### WHAT TO DO
From the records below, work out how many lines contain "category". Reply with that number alone.

Top of EXTRACTED RECORDS

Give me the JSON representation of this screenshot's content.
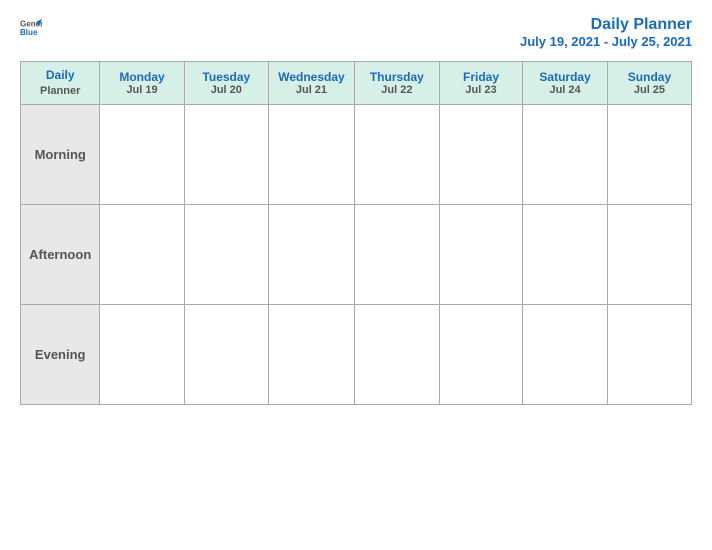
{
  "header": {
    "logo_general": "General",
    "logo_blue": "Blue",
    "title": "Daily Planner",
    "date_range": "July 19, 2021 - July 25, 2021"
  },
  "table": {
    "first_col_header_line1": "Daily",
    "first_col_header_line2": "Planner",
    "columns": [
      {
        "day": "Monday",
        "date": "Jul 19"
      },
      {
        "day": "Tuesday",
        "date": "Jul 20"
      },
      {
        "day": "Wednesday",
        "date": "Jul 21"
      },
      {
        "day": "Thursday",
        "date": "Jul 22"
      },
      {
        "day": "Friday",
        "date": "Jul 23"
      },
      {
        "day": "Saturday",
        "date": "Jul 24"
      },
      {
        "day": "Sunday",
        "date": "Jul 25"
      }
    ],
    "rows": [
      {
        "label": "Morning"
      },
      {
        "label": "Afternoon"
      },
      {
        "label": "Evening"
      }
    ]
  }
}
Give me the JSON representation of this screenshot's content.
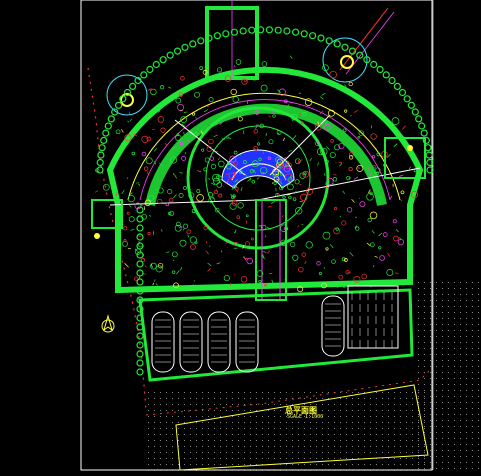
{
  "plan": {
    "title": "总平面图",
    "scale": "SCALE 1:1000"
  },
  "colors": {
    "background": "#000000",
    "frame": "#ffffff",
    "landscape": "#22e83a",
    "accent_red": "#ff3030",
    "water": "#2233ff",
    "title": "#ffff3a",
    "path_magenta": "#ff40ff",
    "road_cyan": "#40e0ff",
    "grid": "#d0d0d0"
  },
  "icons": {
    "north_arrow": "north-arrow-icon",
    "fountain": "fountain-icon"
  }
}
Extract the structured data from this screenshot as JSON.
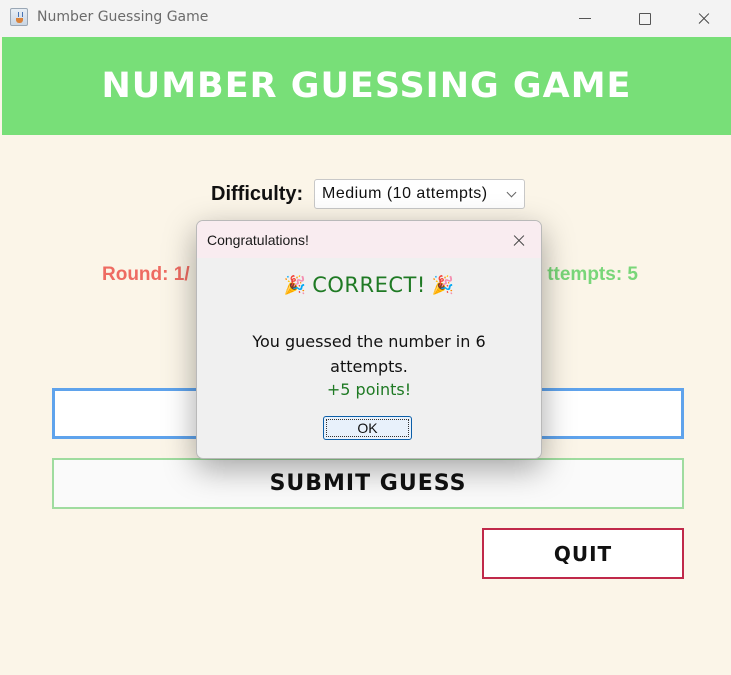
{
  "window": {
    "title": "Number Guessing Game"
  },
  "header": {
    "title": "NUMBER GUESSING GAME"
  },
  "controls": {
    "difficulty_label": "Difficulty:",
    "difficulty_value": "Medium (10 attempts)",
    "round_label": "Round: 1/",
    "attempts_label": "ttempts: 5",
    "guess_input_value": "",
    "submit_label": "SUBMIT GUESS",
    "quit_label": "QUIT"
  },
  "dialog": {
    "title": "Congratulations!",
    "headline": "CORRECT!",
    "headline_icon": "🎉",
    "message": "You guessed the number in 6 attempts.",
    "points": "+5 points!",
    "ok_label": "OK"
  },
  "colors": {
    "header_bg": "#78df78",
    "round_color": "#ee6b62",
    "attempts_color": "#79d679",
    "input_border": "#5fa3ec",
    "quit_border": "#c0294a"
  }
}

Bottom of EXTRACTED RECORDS
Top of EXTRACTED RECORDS

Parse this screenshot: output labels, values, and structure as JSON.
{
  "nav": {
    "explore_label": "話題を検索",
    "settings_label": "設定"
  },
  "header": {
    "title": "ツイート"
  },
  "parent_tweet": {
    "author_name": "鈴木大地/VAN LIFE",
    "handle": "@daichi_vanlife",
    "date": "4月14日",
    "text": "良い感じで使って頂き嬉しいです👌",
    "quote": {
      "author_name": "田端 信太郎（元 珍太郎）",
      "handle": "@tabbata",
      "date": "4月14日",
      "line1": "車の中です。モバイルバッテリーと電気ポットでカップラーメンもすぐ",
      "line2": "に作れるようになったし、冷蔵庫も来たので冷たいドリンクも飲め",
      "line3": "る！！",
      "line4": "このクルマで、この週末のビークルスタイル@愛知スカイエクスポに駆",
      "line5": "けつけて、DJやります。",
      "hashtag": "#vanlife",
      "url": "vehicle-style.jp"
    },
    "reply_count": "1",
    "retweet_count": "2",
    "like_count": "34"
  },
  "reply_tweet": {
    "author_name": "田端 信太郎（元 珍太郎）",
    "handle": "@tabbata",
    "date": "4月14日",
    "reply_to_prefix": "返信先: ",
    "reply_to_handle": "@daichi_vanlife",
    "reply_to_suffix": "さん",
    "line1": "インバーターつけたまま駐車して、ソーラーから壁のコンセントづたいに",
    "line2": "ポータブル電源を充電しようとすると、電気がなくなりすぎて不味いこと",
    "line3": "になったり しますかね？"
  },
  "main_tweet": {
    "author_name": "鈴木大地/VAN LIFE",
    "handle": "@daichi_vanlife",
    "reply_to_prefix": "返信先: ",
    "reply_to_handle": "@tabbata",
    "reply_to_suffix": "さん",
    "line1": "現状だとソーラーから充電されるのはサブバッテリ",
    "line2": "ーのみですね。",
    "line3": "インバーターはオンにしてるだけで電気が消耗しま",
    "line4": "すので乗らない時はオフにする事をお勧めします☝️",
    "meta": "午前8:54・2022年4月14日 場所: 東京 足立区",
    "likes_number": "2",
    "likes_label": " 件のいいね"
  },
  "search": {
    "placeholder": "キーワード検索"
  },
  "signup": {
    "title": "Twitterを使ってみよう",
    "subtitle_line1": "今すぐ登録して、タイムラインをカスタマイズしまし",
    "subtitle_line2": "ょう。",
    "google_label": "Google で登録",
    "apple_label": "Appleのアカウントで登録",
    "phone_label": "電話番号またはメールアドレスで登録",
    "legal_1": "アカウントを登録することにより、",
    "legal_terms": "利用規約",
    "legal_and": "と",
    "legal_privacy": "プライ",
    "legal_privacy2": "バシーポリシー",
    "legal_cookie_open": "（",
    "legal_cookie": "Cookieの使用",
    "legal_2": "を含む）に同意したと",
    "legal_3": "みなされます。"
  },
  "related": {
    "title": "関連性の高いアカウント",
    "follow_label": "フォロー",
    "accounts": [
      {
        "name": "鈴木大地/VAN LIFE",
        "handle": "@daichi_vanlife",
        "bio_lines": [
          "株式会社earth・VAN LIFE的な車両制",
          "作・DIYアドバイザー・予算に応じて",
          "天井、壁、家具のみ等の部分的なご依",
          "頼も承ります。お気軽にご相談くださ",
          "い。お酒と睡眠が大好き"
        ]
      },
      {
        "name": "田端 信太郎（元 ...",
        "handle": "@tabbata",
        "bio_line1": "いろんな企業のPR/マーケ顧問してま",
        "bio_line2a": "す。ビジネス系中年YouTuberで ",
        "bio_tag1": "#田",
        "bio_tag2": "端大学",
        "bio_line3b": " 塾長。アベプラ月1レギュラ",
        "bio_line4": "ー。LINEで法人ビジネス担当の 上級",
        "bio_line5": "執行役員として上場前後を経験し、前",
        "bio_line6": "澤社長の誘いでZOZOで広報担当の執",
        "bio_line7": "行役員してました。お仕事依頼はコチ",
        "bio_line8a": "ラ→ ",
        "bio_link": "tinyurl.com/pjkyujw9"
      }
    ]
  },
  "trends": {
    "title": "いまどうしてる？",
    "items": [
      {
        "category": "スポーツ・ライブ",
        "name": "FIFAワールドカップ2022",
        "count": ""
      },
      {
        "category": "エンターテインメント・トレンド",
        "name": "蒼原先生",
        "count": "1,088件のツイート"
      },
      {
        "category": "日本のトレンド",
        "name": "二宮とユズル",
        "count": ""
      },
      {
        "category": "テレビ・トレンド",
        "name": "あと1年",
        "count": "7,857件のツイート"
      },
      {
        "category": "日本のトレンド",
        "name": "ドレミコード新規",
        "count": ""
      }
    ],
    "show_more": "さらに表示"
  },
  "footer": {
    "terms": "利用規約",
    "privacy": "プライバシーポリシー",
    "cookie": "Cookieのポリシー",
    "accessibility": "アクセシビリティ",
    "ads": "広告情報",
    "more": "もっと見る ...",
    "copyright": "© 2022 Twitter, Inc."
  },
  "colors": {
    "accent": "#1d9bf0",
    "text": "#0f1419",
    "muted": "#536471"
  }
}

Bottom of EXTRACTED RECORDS

### SOLUTION TO THE EXERCISE
5